The American people know what the right choice is. So do I. As I told the Speaker this summer, I’m prepared to make more reforms that rein in the long term costs of Medicare and Medicaid, and strengthen Social Security, so long as those programs remain a guarantee of security for seniors.

But in return, we need to change our tax code so that people like me, and an awful lot of Members of Congress, pay our fair share of taxes. Tax reform should follow the Buffett rule: If you make more than $1 million a year, you should not pay less than 30 percent in taxes. And my Republican friend Tom Coburn is right: Washington should stop subsidizing millionaires. In fact, if you’re earning a million dollars a year, you shouldn’t get special tax subsidies or deductions.

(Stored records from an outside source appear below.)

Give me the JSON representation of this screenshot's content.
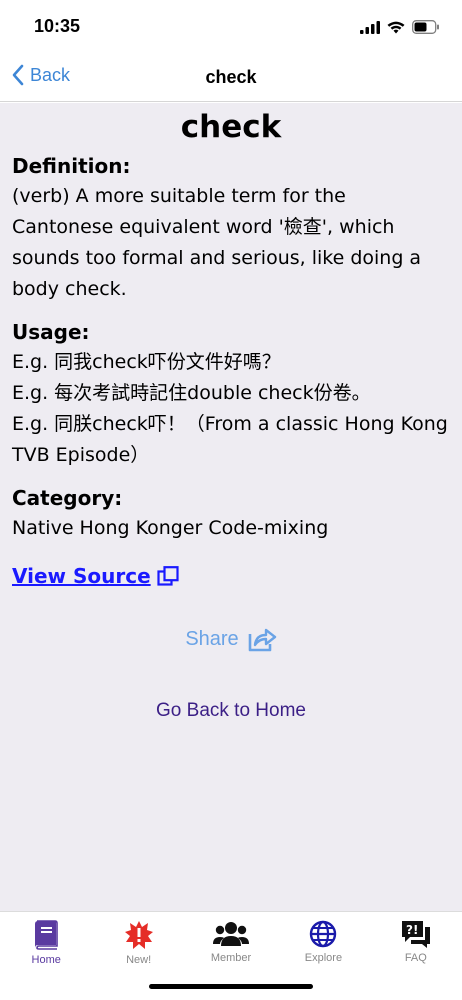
{
  "status": {
    "time": "10:35"
  },
  "nav": {
    "back_label": "Back",
    "title": "check"
  },
  "term": {
    "title": "check",
    "definition_label": "Definition:",
    "definition_text": "(verb) A more suitable term for the Cantonese equivalent word '檢查', which sounds too formal and serious, like doing a body check.",
    "usage_label": "Usage:",
    "usage": [
      "E.g. 同我check吓份文件好嗎？",
      "E.g. 每次考試時記住double check份卷。",
      "E.g. 同朕check吓！（From a classic Hong Kong TVB Episode）"
    ],
    "category_label": "Category:",
    "category_text": "Native Hong Konger Code-mixing",
    "view_source_label": "View Source"
  },
  "actions": {
    "share_label": "Share",
    "home_label": "Go Back to Home"
  },
  "tabs": [
    {
      "label": "Home",
      "icon": "book-icon"
    },
    {
      "label": "New!",
      "icon": "burst-alert-icon"
    },
    {
      "label": "Member",
      "icon": "users-icon"
    },
    {
      "label": "Explore",
      "icon": "globe-icon"
    },
    {
      "label": "FAQ",
      "icon": "question-chat-icon"
    }
  ],
  "colors": {
    "accent_blue": "#3d86d6",
    "link_blue": "#1a1aff",
    "share_blue": "#6aa3e6",
    "purple": "#5a3aa0",
    "alert_red": "#e52d27",
    "content_bg": "#eeecf2"
  }
}
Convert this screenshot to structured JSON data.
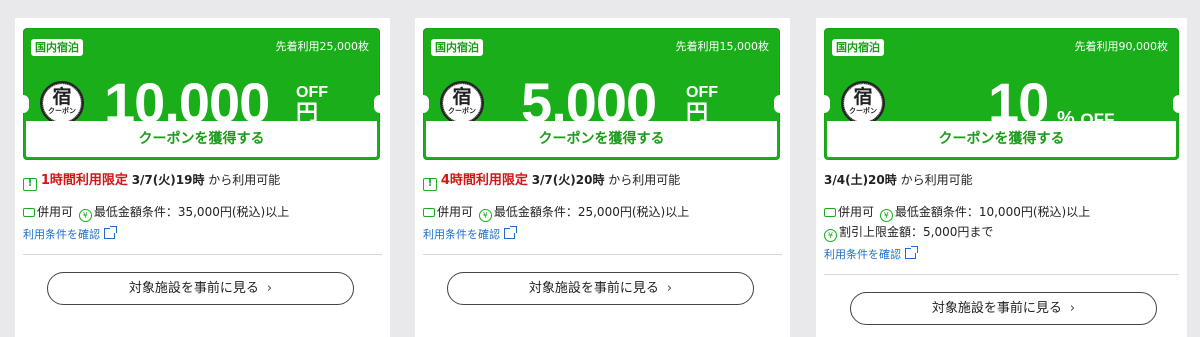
{
  "coupons": [
    {
      "tag": "国内宿泊",
      "first_come": "先着利用25,000枚",
      "amount": "10,000",
      "unit_off": "OFF",
      "unit_yen": "円",
      "logo_kanji": "宿",
      "logo_sub": "クーポン",
      "get_label": "クーポンを獲得する",
      "limit_text": "1時間利用限定",
      "start_time": "3/7(火)19時",
      "available_from": "から利用可能",
      "combinable": "併用可",
      "min_condition": "最低金額条件：35,000円(税込)以上",
      "terms_link": "利用条件を確認",
      "see_facilities": "対象施設を事前に見る"
    },
    {
      "tag": "国内宿泊",
      "first_come": "先着利用15,000枚",
      "amount": "5,000",
      "unit_off": "OFF",
      "unit_yen": "円",
      "logo_kanji": "宿",
      "logo_sub": "クーポン",
      "get_label": "クーポンを獲得する",
      "limit_text": "4時間利用限定",
      "start_time": "3/7(火)20時",
      "available_from": "から利用可能",
      "combinable": "併用可",
      "min_condition": "最低金額条件：25,000円(税込)以上",
      "terms_link": "利用条件を確認",
      "see_facilities": "対象施設を事前に見る"
    },
    {
      "tag": "国内宿泊",
      "first_come": "先着利用90,000枚",
      "amount": "10",
      "unit_pct": "%",
      "unit_off": "OFF",
      "logo_kanji": "宿",
      "logo_sub": "クーポン",
      "get_label": "クーポンを獲得する",
      "start_time": "3/4(土)20時",
      "available_from": "から利用可能",
      "combinable": "併用可",
      "min_condition": "最低金額条件：10,000円(税込)以上",
      "max_discount": "割引上限金額：5,000円まで",
      "terms_link": "利用条件を確認",
      "see_facilities": "対象施設を事前に見る"
    }
  ],
  "colors": {
    "brand_green": "#1aaf1a",
    "limit_red": "#d01818",
    "link_blue": "#1a6fcc"
  },
  "icons": {
    "warning": "exclamation-box-icon",
    "ticket": "ticket-icon",
    "yen": "yen-circle-icon",
    "external": "external-link-icon",
    "chevron": "chevron-right-icon"
  }
}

On the other hand, if you make under $250,000 a year, like 98 percent of American families, your taxes shouldn’t go up. You’re the ones struggling with rising costs and stagnant wages. You’re the ones who need relief.

Where is his entitlement reform? Where is his tax-reform plan? He can’t be bothered with actual governance.

There were the mandatory “I am really not going after the rich” lines. He declared: “When Americans talk about folks like me paying my fair share of taxes, it’s not because they envy the rich. It’s because they understand that when I get tax breaks I don’t need and the country can’t afford, it either adds to the deficit, or somebody else has to make up the difference – like a senior on a fixed income; or a student trying to get through school; or a family trying to make ends meet.” (Left unsaid is the reality that the tax code is already extremely progressive.)

Again, the math is phony; all the tax increase he could stomach would not make a dent in the debt without meaningful entitlement control. In a line worthy of Republican presidential candidate Ron Paul, he hollered to cut defense and to instead nation-build at home. Eliminating the entire defense budget wouldn’t do the trick, given the rate at which he spends money.

At the tail end, he came back to foreign policy. With a straight face he declared: “Our oldest alliances in Europe and Asia are stronger than ever. Our ties to the Americas are deeper. Our iron-clad commitment to Israel’s security has meant the closest military cooperation between our two countries in history.”

On Iran he insisted rhat his diplomacy was working, although he recited his determination to leave all options on the table.

But we are at war in Afghanistan, and the sum total of his remarks was this: “From this position of strength, we’ve begun to wind down the war in Afghanistan. Ten thousand of our troops have come home. Twenty-three thousand more will leave by the end of this summer. This transition to Afghan lead will continue, and we will build an enduring partnership with Afghanistan, so that it is never again a source of attacks against America.” No mention of sacrifices and no call for victory. Shameful.

It was a painfully long and shapeless speech, designed to cheer Democrats and stick his finger in the eyes of Republicans. (He’s not going to let them poison kids with mercury, thank goodness.) He talks about Washington being broken as if he were a passive observer -- which I suppose he is. He decries nasty partisanship, as if he had not accused Republicans of putting party over country.

As far as his own policy initiatives, however, it was a shockingly barren speech. But of course, it’s not about governing. It’s about getting re-elected.